Penn State Leaders Developing Plans For Fall Return, With Final Decision To Come
Penn State is still aiming to bring students back to its campuses in the fall, and is coming up with plans for how to do that safely. That was one of the topics during a virtual town hall university leaders held Tuesday.
Vice President for Student Affairs Damon Sims is leading a task force focused on the return to campus and community.
He said they’re considering everything including changing the academic calendar; a blend of remote and in-person classes; and safety protocols to try to minimize risks to students and faculty.
“From my perspective, the greater challenge is going to be found outside the classroom where we have less ability to control things," Sims said.
He said students’ typical extracurricular social lives are going to lead to challenges to minimize the risks COVID-19 poses. He said those could include interactions at fraternities, off campus housing, dining facilities, on buses, in student organizations, and at coffee shops and lounges.
He noted two-thirds of students live off-campus at University Park.
Sims’ task force is workingwith the public health and science group to look at issues including testing, contact tracing, quarantining, masks, strategies for social distancing and compliance.
The university has said it will announce plans for the fall by June 15.
Penn State President Eric Barron reiterated the objective is to return to campuses in the fall, but said the decision is not final and the university is continuing to gather information.
“If there’s serious concerns, then we may have to rethink the plans," Barron said. "We’re operating as if we will, but we’ll have these checkpoints to make sure we can do it safely.”
Barron said the university is not considering a change in tuition for the fall, even if classes are a mix of online and in-person.
The university is also looking at a phased approach for returning employees to in-person work, Lorraine Goffe, vice president for human resources, said.
“The key is to gradually bring the workforce back, some percentage, maybe 20% of the workforce, work with unit leaders, because they’re the best to know how many people need to return and do their work on site," Goffe said. "And then have time to assess and see how things are going. And then, if we need to adjust, we’ll certainly adjust, and then transition another group in.”
Factors will include who needs to return to campus and who has concerns about returning.
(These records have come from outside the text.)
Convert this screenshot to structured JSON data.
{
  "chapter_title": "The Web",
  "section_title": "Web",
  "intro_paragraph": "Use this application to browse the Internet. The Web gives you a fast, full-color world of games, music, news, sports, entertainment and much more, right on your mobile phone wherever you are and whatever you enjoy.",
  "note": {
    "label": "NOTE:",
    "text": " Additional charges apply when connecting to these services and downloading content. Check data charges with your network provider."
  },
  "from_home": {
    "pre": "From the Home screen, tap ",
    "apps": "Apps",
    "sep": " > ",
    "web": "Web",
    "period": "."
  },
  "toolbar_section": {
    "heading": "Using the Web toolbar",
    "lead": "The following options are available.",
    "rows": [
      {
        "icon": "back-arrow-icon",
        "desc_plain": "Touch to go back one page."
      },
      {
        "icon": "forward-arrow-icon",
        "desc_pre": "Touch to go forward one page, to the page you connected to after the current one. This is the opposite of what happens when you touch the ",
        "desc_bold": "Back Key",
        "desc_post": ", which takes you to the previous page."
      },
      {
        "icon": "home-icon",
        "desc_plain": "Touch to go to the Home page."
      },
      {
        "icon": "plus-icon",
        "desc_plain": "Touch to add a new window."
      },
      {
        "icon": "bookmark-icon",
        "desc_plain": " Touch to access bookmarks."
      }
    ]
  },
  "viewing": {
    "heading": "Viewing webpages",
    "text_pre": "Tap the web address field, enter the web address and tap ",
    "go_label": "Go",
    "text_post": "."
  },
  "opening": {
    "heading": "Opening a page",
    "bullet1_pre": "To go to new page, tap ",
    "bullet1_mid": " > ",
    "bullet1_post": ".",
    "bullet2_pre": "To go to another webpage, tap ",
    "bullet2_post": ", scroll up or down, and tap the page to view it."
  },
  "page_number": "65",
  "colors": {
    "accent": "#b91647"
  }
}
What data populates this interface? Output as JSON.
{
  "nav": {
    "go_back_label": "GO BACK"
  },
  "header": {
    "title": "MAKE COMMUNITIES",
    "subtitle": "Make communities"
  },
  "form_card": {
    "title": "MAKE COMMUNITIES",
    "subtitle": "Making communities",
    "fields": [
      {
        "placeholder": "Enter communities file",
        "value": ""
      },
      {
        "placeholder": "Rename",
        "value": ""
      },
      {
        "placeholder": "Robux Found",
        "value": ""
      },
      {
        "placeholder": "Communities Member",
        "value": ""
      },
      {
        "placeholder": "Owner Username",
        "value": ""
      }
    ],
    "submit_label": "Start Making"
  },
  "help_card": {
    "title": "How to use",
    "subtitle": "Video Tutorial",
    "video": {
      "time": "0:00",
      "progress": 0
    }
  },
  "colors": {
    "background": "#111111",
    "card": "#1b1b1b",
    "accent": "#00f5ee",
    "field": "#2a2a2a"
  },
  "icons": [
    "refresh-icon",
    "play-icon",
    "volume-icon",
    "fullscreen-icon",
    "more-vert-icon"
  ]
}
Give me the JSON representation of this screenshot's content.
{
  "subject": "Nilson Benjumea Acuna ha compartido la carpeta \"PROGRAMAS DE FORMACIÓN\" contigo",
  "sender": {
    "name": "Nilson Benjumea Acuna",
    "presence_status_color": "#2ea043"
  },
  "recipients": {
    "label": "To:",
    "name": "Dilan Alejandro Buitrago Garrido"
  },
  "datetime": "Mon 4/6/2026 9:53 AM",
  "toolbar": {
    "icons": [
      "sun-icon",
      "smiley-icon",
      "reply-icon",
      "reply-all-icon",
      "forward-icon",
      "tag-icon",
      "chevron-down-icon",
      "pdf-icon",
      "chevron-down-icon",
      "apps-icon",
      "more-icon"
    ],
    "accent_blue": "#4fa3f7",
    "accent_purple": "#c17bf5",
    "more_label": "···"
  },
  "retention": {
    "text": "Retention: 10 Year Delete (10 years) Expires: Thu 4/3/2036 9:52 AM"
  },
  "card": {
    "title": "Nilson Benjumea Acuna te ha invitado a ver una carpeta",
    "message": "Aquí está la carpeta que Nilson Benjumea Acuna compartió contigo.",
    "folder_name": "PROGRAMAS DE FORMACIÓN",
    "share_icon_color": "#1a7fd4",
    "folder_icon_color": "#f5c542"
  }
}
Goffe said there’s no definitive timeline for that yet, but more information will be coming from the university in the next few weeks.